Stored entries
□ □ □ □ □
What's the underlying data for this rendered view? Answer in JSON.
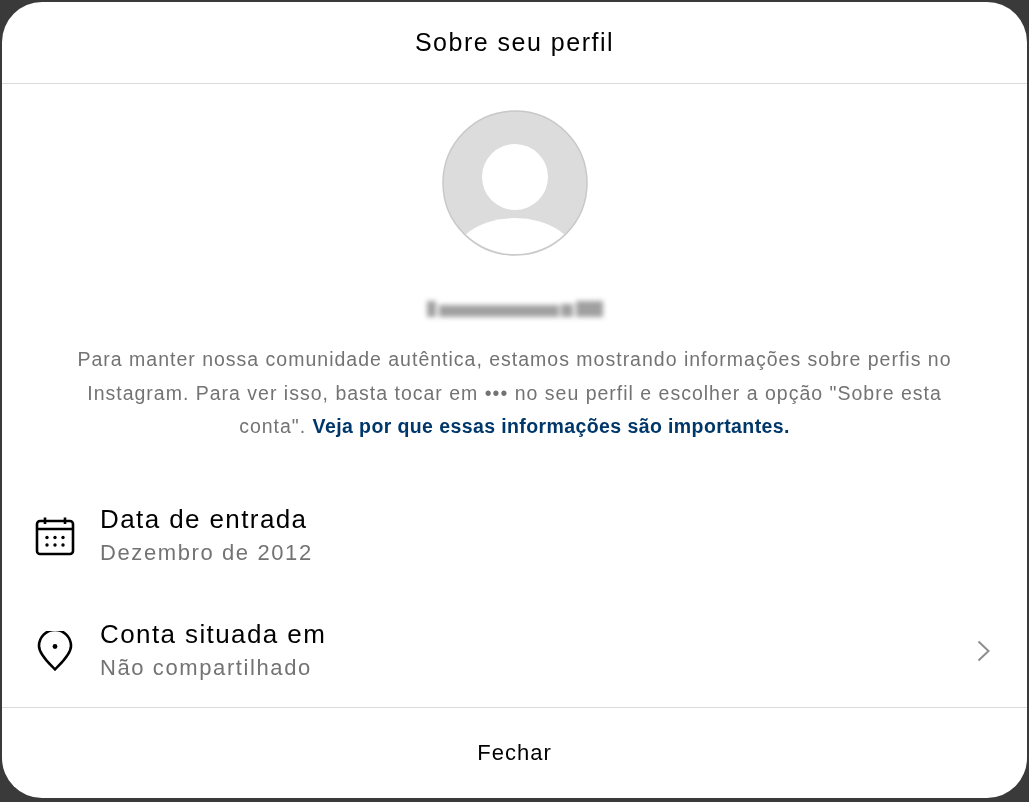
{
  "dialog": {
    "title": "Sobre seu perfil"
  },
  "notice": {
    "text": "Para manter nossa comunidade autêntica, estamos mostrando informações sobre perfis no Instagram. Para ver isso, basta tocar em ••• no seu perfil e escolher a opção \"Sobre esta conta\".",
    "link": "Veja por que essas informações são importantes."
  },
  "details": [
    {
      "kind": "date",
      "label": "Data de entrada",
      "value": "Dezembro de 2012",
      "chevron": false
    },
    {
      "kind": "location",
      "label": "Conta situada em",
      "value": "Não compartilhado",
      "chevron": true
    }
  ],
  "close_button": "Fechar"
}
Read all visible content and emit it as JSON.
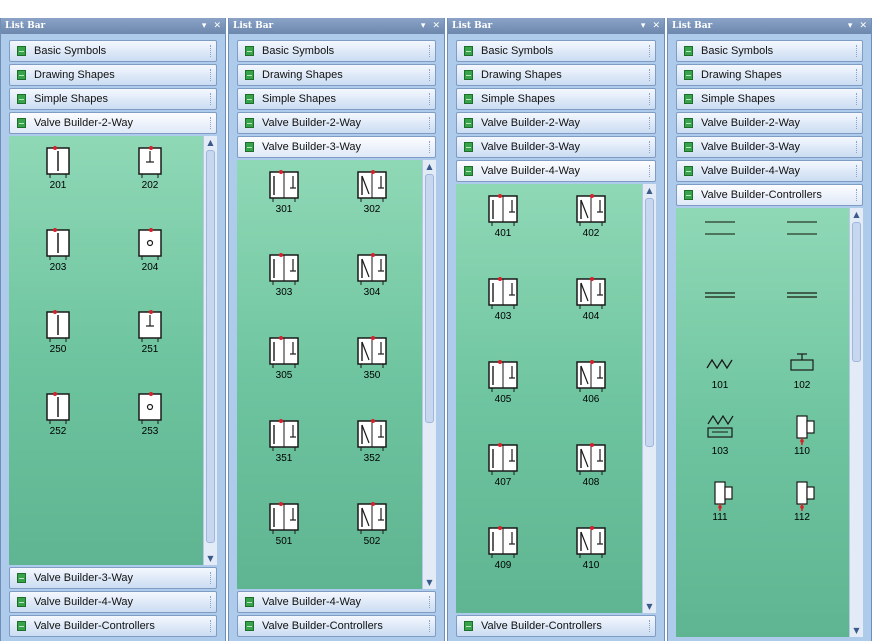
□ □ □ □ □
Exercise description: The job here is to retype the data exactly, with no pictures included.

Exercise output:
What's the underlying data for this rendered view? Answer in JSON.
{
  "dialog": {
    "title": "Sobre seu perfil"
  },
  "notice": {
    "text": "Para manter nossa comunidade autêntica, estamos mostrando informações sobre perfis no Instagram. Para ver isso, basta tocar em ••• no seu perfil e escolher a opção \"Sobre esta conta\".",
    "link": "Veja por que essas informações são importantes."
  },
  "details": [
    {
      "kind": "date",
      "label": "Data de entrada",
      "value": "Dezembro de 2012",
      "chevron": false
    },
    {
      "kind": "location",
      "label": "Conta situada em",
      "value": "Não compartilhado",
      "chevron": true
    }
  ],
  "close_button": "Fechar"
}
Read all visible content and emit it as JSON.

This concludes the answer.